By Doyice Cotten
In 2018, California passed a law mandating that all public schools or charter schools that offer interscholastic athletics must have at least one automated external defibrillator (AED) – effective July 1, 2019. Interestingly, the legislature did not provide funding for the devices, but noted that existing law authorizes a public school to solicit and receive nonstate funds to acquire and maintain an automated external defibrillator (AED).
There has been considerable complaint about the fact that this law requires an AED, but does not provide state funding. Having on hand an AED significantly increases the likelihood that a person suffering a sudden cardiac arrest will survive the event – so children participating in athletics will be safer. In fact, children not participating in athletics, teachers, coaches, administrators, and staff will also be safer.
Complainers should look at the big picture; kids and adults will be safer on school campuses!!! The bill quoted below is now California law.
Assembly Bill No. 2009
An act to add Sections 35179.4 and 35179.6 to the Education Code, relating to interscholastic athletic programs.
[ Approved by Governor September 21, 2018. Filed with Secretary of State September 21, 2018. ]
AB 2009 Interscholastic athletic programs: school districts: written emergency action plans: automated external defibrillator. [All bold is added.]
Existing law establishes a system of public elementary and secondary schools operated by local educational agencies throughout this state. Under existing law, public and private secondary schools participate in interscholastic sports, and are authorized to enter into associations or consortia to enact and enforce rules relating to eligibility for, and participation in, these activities.
Existing law authorizes school districts to provide specified medical services in connection with athletic events that are under the jurisdiction of, or sponsored or controlled by, school districts. These services include medical or hospital insurance for pupils injured while participating in athletic activities, and ambulance service for pupils, instructors, spectators, and other individuals in attendance at athletic activities.
Existing law authorizes a public school to solicit and receive nonstate funds to acquire and maintain an automated external defibrillator (AED). Existing law provides that an employee of the school district is not liable for civil damages resulting from certain uses, attempted uses, or nonuses of an AED, except as provided. Existing law provides that a public school or school district that complies with certain requirements related to an AED is not liable for any civil damages resulting from any act or omission in the rendering of the emergency care or treatment, except as provided.

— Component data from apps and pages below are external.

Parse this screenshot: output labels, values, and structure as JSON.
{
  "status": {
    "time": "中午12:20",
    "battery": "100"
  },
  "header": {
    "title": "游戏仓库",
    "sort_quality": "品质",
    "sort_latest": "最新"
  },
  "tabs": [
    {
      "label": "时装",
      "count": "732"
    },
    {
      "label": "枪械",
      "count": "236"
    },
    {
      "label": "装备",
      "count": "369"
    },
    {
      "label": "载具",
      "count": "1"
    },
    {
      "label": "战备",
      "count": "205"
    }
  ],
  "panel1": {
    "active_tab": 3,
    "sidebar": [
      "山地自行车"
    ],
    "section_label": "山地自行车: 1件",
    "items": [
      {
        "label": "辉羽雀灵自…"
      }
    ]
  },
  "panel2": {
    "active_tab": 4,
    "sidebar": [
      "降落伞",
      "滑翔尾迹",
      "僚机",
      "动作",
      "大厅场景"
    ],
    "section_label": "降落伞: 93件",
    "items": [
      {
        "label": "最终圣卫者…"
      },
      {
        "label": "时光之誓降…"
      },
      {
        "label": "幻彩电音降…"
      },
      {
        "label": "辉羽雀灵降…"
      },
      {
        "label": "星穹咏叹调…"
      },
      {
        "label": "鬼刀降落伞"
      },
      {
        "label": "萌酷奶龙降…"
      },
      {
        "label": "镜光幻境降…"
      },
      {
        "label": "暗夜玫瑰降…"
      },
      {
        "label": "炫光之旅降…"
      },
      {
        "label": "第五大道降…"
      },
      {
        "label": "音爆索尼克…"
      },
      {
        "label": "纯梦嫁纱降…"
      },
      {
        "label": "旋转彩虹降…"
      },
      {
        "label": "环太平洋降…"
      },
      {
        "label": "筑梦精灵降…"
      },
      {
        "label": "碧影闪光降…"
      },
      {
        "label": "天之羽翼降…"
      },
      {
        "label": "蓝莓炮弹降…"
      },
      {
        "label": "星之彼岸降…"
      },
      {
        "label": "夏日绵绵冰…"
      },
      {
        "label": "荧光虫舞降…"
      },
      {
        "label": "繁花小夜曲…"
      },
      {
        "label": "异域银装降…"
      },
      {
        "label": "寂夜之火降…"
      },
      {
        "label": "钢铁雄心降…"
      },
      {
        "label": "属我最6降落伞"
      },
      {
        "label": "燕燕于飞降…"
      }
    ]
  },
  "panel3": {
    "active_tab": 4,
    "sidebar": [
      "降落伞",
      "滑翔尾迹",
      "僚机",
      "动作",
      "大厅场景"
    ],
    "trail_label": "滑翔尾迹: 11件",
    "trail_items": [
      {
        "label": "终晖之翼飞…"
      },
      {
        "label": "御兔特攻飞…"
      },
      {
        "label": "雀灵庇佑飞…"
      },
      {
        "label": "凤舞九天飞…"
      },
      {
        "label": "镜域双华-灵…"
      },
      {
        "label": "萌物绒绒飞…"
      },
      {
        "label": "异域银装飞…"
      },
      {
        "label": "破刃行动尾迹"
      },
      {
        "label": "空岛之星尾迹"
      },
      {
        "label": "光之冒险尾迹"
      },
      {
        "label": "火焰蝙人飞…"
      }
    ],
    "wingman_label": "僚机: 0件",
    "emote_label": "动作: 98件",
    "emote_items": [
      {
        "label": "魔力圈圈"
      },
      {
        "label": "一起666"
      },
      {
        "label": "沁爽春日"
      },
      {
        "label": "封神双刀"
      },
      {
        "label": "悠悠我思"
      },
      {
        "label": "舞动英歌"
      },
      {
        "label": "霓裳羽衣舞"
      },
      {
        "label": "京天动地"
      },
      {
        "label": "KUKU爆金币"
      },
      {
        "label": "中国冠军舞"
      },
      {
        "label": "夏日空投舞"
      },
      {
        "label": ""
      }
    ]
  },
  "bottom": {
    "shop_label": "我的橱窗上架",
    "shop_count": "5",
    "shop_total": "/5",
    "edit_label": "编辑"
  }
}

If a school district or charter school elects to offer any interscholastic athletic program, this bill would require the school district or charter school to
(1) ensure that there is a written emergency action plan in place, and posted as specified, that describes the location and procedures to be followed in the event of sudden cardiac arrest or other medical emergencies related to the athletic program’s activities or events,
(2) acquire, commencing July 1, 2019, at least one AED for each school within the school district or the charter school to be available on campus,
(3) encourage that the AED or AEDs are available for the purpose of rendering emergency care or treatment, as specified,
(4) ensure that the AED or AEDs are available to athletic trainers and coaches and authorized persons at the athletic program’s on campus activities or events, and
(5) ensure that the AED or AEDs are maintained and regularly tested, as specified.
The bill would expressly state that an employee of a school district or charter school is not liable for civil damages resulting from certain uses, attempted uses, or nonuses of an AED in the rendering of emergency care or treatment pursuant to the bill’s provisions, except as provided. The bill would expressly state that a public school, school district, or charter school that complies with certain requirements related to an AED is not liable for any civil damages resulting from any act or omission in the rendering of emergency care or treatment pursuant to the bill’s provisions, except as provided.
Photo Credit: Thanks to Leon Brocard via Flickr.